The Wrentham Center has become a major destination for persons transferred from the developmental centers that have been closed in recent years.
While Governor Baker’s fiscal 2016 budget would cut the developmental center line item by about $375,000 from projected spending, the House Ways and Means budget would cut it by $1 million beyond that.
DDS-operated group homes would get the same amount in fiscal 2016 under the House Ways and Means budget as under the governor’s version of the budget, which amounts to a $2 million reduction from what DDS considers a “maintenance budget.”
Also, the House Ways and Means budget would fund the DDS line item that pays service coordinators at a level $538,000 less than what Baker has proposed. In March, DDS Commissioner Howe had said Baker’s budget would fund the service coordinator line item at $1.8 million below what DDS had requested. So the House Ways and Means budget further reduces that proposed funding for the service coordinators next year by more than half a million dollars.
The service coordinators, whom Howe has referred to as “the heart and soul” of DDS, are responsible for ensuring that clients throughout the system are receiving services to which they are entitled. The service coordinators have seen their caseloads rise dramatically in recent years.
In last week’s conference call, Howe noted the shortfalls in funding under the House Ways and Means budget for the developmental centers, DDS-operated group homes, and service coordinators. But in what may be a sign of the priority that this administration places on these services, Howe said the Department did not plan to seek amendments to the House budget to increase that funding.
At the same time, the House Ways and Means budget preserves a major funding increase to the corporate providers in the coming fiscal year. The Ways and Means plan provides for the same $35 million increase from the current year for the DDS corporate residential line item that Baker has proposed. As of July, this line item will have been increased by more than 28 percent since the filing of a lawsuit by the corporate providers in June 2014 against the then Patrick administration.
While we understand that direct-care workers in corporate, provider-operated group homes are woefully underpaid, it’s not clear how much of the additional funding being sent to the providers is, or will be, going to those workers. As we have noted, the hundreds of executives working for those provider agencies in Massachusetts have been making out quite well.
The Baker administration is apparently fine with that state of affairs. Terming the House Ways and Means plan “a very reasonable budget,” Howe pointed out that it would add $17 million to the DDS bottom line compared to the governor’s budget. Under the House Ways and Means budget, the Community Day and Work line item would be almost $10 million higher than what the governor proposed.
The House Ways and Means budget also would provide $12.4 million under a new DDS line item to implement the expansion of DDS eligibility to people with autism, Prader-Willi, and Smith-Magenis Syndrome.
While that expansion of eligibility funding is certainly needed, the Senate has a lot of other work in store for it as well.
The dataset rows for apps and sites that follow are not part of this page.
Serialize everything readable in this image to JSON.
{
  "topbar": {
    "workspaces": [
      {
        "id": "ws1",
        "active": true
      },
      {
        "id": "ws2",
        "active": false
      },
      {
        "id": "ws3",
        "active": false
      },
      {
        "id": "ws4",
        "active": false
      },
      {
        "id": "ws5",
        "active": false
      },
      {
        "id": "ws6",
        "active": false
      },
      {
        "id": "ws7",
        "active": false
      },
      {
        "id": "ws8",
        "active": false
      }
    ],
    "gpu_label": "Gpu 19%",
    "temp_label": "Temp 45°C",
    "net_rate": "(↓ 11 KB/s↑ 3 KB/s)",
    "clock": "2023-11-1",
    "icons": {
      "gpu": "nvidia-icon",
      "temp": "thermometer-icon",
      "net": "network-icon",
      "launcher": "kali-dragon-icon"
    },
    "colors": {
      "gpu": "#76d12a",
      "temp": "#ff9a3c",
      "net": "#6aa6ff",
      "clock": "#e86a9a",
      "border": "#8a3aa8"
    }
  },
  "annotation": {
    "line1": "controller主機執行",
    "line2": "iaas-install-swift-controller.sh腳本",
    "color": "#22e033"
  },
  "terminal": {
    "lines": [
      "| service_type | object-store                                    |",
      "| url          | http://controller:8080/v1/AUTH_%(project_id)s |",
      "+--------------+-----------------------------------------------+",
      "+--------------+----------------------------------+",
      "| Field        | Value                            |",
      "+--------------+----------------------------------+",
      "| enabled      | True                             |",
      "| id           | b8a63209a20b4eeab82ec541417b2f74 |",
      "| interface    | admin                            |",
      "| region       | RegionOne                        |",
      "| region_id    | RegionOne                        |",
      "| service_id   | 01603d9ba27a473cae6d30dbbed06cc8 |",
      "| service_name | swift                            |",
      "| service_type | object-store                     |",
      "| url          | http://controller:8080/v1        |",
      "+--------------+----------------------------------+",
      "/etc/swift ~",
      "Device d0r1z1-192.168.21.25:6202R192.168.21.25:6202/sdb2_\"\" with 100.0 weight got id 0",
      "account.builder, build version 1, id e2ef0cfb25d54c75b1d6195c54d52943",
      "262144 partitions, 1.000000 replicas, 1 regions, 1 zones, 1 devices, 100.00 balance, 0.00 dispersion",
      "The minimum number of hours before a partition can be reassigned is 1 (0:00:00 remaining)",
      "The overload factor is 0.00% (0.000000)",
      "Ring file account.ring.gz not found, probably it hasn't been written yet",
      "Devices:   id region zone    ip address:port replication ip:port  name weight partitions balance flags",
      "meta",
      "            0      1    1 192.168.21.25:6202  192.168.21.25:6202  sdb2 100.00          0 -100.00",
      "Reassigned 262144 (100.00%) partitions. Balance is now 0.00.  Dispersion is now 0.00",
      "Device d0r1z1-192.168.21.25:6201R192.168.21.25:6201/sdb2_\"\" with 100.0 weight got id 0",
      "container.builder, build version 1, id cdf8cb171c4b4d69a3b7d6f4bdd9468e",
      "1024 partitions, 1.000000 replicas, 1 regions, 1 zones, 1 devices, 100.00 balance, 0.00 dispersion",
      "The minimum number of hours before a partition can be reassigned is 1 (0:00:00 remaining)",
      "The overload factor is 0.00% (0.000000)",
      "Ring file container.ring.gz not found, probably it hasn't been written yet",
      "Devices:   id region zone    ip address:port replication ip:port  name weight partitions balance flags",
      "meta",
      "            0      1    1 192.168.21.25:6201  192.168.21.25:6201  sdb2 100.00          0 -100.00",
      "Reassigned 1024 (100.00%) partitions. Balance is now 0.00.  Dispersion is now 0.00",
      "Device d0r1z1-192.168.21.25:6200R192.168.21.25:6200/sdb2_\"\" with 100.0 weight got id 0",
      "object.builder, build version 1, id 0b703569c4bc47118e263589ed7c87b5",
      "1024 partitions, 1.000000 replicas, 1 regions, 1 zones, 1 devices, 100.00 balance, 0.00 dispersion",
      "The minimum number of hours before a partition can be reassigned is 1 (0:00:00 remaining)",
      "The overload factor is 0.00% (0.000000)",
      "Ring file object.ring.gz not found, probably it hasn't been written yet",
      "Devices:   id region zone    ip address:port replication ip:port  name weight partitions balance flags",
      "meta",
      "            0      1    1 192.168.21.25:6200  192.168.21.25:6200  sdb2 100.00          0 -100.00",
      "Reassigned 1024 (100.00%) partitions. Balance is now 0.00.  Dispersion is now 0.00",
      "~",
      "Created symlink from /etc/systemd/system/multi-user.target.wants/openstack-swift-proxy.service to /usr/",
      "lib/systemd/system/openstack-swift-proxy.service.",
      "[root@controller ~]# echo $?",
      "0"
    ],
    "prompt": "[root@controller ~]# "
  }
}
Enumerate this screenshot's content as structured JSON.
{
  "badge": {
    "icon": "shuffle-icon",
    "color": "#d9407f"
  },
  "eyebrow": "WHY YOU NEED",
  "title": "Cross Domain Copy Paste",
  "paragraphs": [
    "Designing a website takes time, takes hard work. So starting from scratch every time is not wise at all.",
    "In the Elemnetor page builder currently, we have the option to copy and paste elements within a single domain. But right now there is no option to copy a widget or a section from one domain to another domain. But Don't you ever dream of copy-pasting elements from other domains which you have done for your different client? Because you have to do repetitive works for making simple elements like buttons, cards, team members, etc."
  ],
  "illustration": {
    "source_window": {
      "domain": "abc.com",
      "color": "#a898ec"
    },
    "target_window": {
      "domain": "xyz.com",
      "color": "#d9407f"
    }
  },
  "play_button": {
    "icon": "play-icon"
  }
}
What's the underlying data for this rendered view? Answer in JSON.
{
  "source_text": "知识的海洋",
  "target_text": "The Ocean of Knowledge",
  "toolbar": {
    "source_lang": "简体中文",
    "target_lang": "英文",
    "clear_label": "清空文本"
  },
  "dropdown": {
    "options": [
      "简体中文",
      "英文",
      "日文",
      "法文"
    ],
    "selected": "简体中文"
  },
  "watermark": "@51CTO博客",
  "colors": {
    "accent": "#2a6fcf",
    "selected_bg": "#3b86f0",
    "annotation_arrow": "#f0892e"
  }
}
We hope that in addition to protecting the sheltered workshops, the Senate begins to address the imbalance in the budget between corporate and state-run DDS care.